(DATA SECTION begins)

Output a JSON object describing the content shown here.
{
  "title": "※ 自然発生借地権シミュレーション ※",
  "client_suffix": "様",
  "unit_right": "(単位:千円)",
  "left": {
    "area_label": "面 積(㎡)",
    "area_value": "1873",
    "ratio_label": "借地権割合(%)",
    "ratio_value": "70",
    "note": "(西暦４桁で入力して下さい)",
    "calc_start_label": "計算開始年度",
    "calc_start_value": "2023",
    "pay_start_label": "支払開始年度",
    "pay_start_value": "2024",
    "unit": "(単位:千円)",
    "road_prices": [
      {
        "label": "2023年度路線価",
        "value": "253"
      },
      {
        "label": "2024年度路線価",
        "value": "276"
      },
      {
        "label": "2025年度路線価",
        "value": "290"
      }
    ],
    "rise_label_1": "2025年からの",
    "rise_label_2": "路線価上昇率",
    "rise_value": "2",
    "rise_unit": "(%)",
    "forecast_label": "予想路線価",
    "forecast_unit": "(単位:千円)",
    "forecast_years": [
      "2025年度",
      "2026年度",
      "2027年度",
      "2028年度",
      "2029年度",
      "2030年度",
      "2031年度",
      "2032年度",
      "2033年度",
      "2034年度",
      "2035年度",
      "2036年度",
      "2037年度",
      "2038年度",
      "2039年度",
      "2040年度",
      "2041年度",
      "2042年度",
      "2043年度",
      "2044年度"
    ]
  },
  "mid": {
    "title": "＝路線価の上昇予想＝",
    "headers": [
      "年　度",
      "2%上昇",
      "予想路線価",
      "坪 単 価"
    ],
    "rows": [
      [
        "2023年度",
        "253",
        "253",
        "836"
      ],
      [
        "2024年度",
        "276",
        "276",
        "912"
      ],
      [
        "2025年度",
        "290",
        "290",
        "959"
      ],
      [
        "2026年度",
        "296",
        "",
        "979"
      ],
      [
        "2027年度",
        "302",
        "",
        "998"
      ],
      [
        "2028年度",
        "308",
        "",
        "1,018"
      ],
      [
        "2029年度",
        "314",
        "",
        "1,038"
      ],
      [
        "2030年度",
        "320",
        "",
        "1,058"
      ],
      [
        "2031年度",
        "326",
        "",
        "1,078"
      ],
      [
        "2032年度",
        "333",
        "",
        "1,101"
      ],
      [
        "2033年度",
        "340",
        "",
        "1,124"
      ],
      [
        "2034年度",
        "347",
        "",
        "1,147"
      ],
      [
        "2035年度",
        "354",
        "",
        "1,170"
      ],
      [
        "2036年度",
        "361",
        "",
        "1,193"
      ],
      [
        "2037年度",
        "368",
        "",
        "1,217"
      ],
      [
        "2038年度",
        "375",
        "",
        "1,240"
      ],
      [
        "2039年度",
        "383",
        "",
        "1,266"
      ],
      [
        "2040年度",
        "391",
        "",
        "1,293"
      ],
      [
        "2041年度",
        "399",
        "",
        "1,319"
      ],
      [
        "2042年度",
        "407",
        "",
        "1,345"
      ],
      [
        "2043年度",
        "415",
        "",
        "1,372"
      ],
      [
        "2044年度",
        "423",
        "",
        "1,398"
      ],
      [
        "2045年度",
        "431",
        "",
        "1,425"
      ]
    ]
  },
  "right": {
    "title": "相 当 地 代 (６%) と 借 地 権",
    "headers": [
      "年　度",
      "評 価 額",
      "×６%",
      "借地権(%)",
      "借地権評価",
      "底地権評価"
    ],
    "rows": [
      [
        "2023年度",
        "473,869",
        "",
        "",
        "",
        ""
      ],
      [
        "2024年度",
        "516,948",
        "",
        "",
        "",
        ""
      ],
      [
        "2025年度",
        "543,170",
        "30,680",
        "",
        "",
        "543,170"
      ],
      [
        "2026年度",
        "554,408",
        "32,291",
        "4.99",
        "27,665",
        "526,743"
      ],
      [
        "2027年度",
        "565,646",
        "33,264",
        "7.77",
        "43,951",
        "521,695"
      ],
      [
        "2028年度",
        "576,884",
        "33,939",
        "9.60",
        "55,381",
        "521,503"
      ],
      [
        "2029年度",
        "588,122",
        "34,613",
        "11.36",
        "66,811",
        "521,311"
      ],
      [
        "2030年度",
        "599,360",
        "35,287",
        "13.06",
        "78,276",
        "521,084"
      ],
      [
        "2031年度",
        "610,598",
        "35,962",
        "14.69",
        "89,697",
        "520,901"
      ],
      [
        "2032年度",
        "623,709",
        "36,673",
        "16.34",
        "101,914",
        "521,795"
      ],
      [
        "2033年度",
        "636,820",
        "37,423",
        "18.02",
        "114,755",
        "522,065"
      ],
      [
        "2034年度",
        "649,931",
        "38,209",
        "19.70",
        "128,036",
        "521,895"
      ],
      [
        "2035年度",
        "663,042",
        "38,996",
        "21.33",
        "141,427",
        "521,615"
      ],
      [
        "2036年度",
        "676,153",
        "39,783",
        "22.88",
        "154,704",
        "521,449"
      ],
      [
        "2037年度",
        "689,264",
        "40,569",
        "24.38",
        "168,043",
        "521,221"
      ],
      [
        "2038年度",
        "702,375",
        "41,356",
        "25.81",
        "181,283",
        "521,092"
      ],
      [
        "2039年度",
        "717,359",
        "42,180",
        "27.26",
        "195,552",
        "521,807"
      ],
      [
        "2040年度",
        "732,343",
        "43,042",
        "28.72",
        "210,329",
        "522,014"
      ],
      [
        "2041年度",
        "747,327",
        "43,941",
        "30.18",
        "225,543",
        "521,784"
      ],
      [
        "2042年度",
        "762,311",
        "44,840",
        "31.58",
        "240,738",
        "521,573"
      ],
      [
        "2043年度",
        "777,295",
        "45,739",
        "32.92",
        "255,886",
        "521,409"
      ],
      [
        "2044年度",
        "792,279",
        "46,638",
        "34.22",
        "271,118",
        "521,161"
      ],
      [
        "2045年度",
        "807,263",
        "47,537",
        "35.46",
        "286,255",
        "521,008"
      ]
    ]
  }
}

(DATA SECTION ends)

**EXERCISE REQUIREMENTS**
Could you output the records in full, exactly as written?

**RESPONSE FOR THIS EXERCISE**
Output a JSON object describing the content shown here.
{
  "title": "※ 自然発生借地権シミュレーション ※",
  "client_suffix": "様",
  "unit_right": "(単位:千円)",
  "left": {
    "area_label": "面 積(㎡)",
    "area_value": "1873",
    "ratio_label": "借地権割合(%)",
    "ratio_value": "70",
    "note": "(西暦４桁で入力して下さい)",
    "calc_start_label": "計算開始年度",
    "calc_start_value": "2023",
    "pay_start_label": "支払開始年度",
    "pay_start_value": "2024",
    "unit": "(単位:千円)",
    "road_prices": [
      {
        "label": "2023年度路線価",
        "value": "253"
      },
      {
        "label": "2024年度路線価",
        "value": "276"
      },
      {
        "label": "2025年度路線価",
        "value": "290"
      }
    ],
    "rise_label_1": "2025年からの",
    "rise_label_2": "路線価上昇率",
    "rise_value": "2",
    "rise_unit": "(%)",
    "forecast_label": "予想路線価",
    "forecast_unit": "(単位:千円)",
    "forecast_years": [
      "2025年度",
      "2026年度",
      "2027年度",
      "2028年度",
      "2029年度",
      "2030年度",
      "2031年度",
      "2032年度",
      "2033年度",
      "2034年度",
      "2035年度",
      "2036年度",
      "2037年度",
      "2038年度",
      "2039年度",
      "2040年度",
      "2041年度",
      "2042年度",
      "2043年度",
      "2044年度"
    ]
  },
  "mid": {
    "title": "＝路線価の上昇予想＝",
    "headers": [
      "年　度",
      "2%上昇",
      "予想路線価",
      "坪 単 価"
    ],
    "rows": [
      [
        "2023年度",
        "253",
        "253",
        "836"
      ],
      [
        "2024年度",
        "276",
        "276",
        "912"
      ],
      [
        "2025年度",
        "290",
        "290",
        "959"
      ],
      [
        "2026年度",
        "296",
        "",
        "979"
      ],
      [
        "2027年度",
        "302",
        "",
        "998"
      ],
      [
        "2028年度",
        "308",
        "",
        "1,018"
      ],
      [
        "2029年度",
        "314",
        "",
        "1,038"
      ],
      [
        "2030年度",
        "320",
        "",
        "1,058"
      ],
      [
        "2031年度",
        "326",
        "",
        "1,078"
      ],
      [
        "2032年度",
        "333",
        "",
        "1,101"
      ],
      [
        "2033年度",
        "340",
        "",
        "1,124"
      ],
      [
        "2034年度",
        "347",
        "",
        "1,147"
      ],
      [
        "2035年度",
        "354",
        "",
        "1,170"
      ],
      [
        "2036年度",
        "361",
        "",
        "1,193"
      ],
      [
        "2037年度",
        "368",
        "",
        "1,217"
      ],
      [
        "2038年度",
        "375",
        "",
        "1,240"
      ],
      [
        "2039年度",
        "383",
        "",
        "1,266"
      ],
      [
        "2040年度",
        "391",
        "",
        "1,293"
      ],
      [
        "2041年度",
        "399",
        "",
        "1,319"
      ],
      [
        "2042年度",
        "407",
        "",
        "1,345"
      ],
      [
        "2043年度",
        "415",
        "",
        "1,372"
      ],
      [
        "2044年度",
        "423",
        "",
        "1,398"
      ],
      [
        "2045年度",
        "431",
        "",
        "1,425"
      ]
    ]
  },
  "right": {
    "title": "相 当 地 代 (６%) と 借 地 権",
    "headers": [
      "年　度",
      "評 価 額",
      "×６%",
      "借地権(%)",
      "借地権評価",
      "底地権評価"
    ],
    "rows": [
      [
        "2023年度",
        "473,869",
        "",
        "",
        "",
        ""
      ],
      [
        "2024年度",
        "516,948",
        "",
        "",
        "",
        ""
      ],
      [
        "2025年度",
        "543,170",
        "30,680",
        "",
        "",
        "543,170"
      ],
      [
        "2026年度",
        "554,408",
        "32,291",
        "4.99",
        "27,665",
        "526,743"
      ],
      [
        "2027年度",
        "565,646",
        "33,264",
        "7.77",
        "43,951",
        "521,695"
      ],
      [
        "2028年度",
        "576,884",
        "33,939",
        "9.60",
        "55,381",
        "521,503"
      ],
      [
        "2029年度",
        "588,122",
        "34,613",
        "11.36",
        "66,811",
        "521,311"
      ],
      [
        "2030年度",
        "599,360",
        "35,287",
        "13.06",
        "78,276",
        "521,084"
      ],
      [
        "2031年度",
        "610,598",
        "35,962",
        "14.69",
        "89,697",
        "520,901"
      ],
      [
        "2032年度",
        "623,709",
        "36,673",
        "16.34",
        "101,914",
        "521,795"
      ],
      [
        "2033年度",
        "636,820",
        "37,423",
        "18.02",
        "114,755",
        "522,065"
      ],
      [
        "2034年度",
        "649,931",
        "38,209",
        "19.70",
        "128,036",
        "521,895"
      ],
      [
        "2035年度",
        "663,042",
        "38,996",
        "21.33",
        "141,427",
        "521,615"
      ],
      [
        "2036年度",
        "676,153",
        "39,783",
        "22.88",
        "154,704",
        "521,449"
      ],
      [
        "2037年度",
        "689,264",
        "40,569",
        "24.38",
        "168,043",
        "521,221"
      ],
      [
        "2038年度",
        "702,375",
        "41,356",
        "25.81",
        "181,283",
        "521,092"
      ],
      [
        "2039年度",
        "717,359",
        "42,180",
        "27.26",
        "195,552",
        "521,807"
      ],
      [
        "2040年度",
        "732,343",
        "43,042",
        "28.72",
        "210,329",
        "522,014"
      ],
      [
        "2041年度",
        "747,327",
        "43,941",
        "30.18",
        "225,543",
        "521,784"
      ],
      [
        "2042年度",
        "762,311",
        "44,840",
        "31.58",
        "240,738",
        "521,573"
      ],
      [
        "2043年度",
        "777,295",
        "45,739",
        "32.92",
        "255,886",
        "521,409"
      ],
      [
        "2044年度",
        "792,279",
        "46,638",
        "34.22",
        "271,118",
        "521,161"
      ],
      [
        "2045年度",
        "807,263",
        "47,537",
        "35.46",
        "286,255",
        "521,008"
      ]
    ]
  }
}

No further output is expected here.